The whole world has gone mad
How do I actually get quotes these days? Call me a dumb newbie, but I cannot see how to do it when it used to be right there in plain sight. sighs. It's a hard life, being a luddite these days.
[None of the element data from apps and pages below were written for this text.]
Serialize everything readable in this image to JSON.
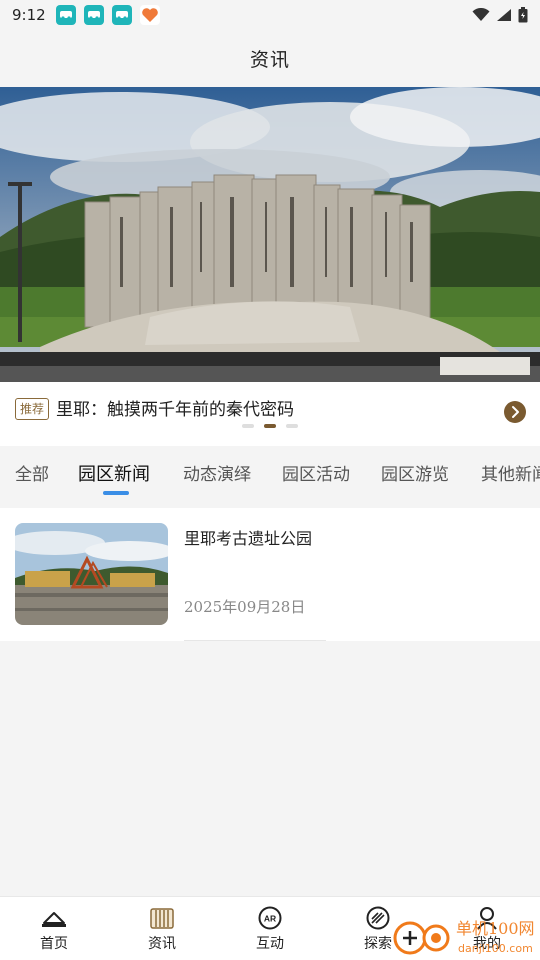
{
  "status_bar": {
    "time": "9:12"
  },
  "header": {
    "title": "资讯"
  },
  "banner": {
    "recommend_badge": "推荐",
    "recommend_title": "里耶：触摸两千年前的秦代密码",
    "page_count": 3,
    "active_page": 2
  },
  "tabs": [
    {
      "label": "全部"
    },
    {
      "label": "园区新闻"
    },
    {
      "label": "动态演绎"
    },
    {
      "label": "园区活动"
    },
    {
      "label": "园区游览"
    },
    {
      "label": "其他新闻"
    }
  ],
  "active_tab": 1,
  "news": [
    {
      "title": "里耶考古遗址公园",
      "date": "2025年09月28日"
    }
  ],
  "bottom_nav": [
    {
      "label": "首页",
      "icon": "home-icon"
    },
    {
      "label": "资讯",
      "icon": "news-icon"
    },
    {
      "label": "互动",
      "icon": "ar-icon"
    },
    {
      "label": "探索",
      "icon": "explore-icon"
    },
    {
      "label": "我的",
      "icon": "profile-icon"
    }
  ],
  "watermark": {
    "text": "单机100网",
    "url_text": "danji100.com"
  },
  "colors": {
    "accent": "#3a8ee6",
    "brand_brown": "#7a5a30",
    "background": "#f4f4f4"
  }
}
Which seamlessly branching off there back on thread, but I am sorry to say to Ann above that in all seriousness, going to 4K Blu-ray would be an utter waste of development money as the physical 'Ultra HD Blu-ray' media is falling flat almost as quickly as Blu-ray 3D did (guys, the clue there was always the glasses - any media that uses trick glasses is not going to do well commercially), Ultra HD (aka 4K) - anyone who has not already gone down that path probably won't bother and as the accountants will tell you any production you put out on 4K also requires a separate, independent one at 'regular' 1080p True HD - remember this? The one the studios touted as 'the bestest evah', and the self-same format that is exponentially more expensive to produce than DVD ever was even at it's most pretentious easter-egg laden worst all the way back to late last century. Sorry peeps, I am in whimsical mood here but please bear wiith me - there is a point, and I will (eventually) get to it.
Now where was I? Oh yes - the delicious irony of DVD still refusing to go away mainly because the Blu-ray market has not grown in the same manner that DVD did and I cannot but help wonder if this is yet another cost cutting exercise forced onto programme & content makers for economic reasons when cutting down the quality of your filming would seem to be at cross-purposes with what you are doing! Nonetheless, after accountants up & down the industry had got rid of all the wonderful 35 & 70mm cameras, the editing machines, their maintenance & the skill needed to keep them working in favour of shooting 'directly to NTSC Digital' so there is a whole period of probably close to 20 years where all that exists now are NTSC Video files, probably stored as mp4 (which is indeed, sad to say, lossy).
DVD costs a fraction of what it costs on Blu-ray, and you can double that again if you want a 4k version.
You can start with a 1920x1080/24fps HD mastered video file nowadays and drop that to DVD whilst keeping the progressive flags. Any modern upscaling player will have no difficulty outputting such a DVD and it can look great - a trick Hollywood has known for decades now.
Adobe really should get back to Encore - I wager they still have not even approached Scenarist LLC about re-licensing the old Authorcore, which is full spec if anybody coded it ON in the GUI.
It's not HD or Blu-ray, but at the factory costs for Blu you are probably better off on Vimeo or similar, creating your own MP4 for that, and selling DVD done as well as you can make them at pennies a copy.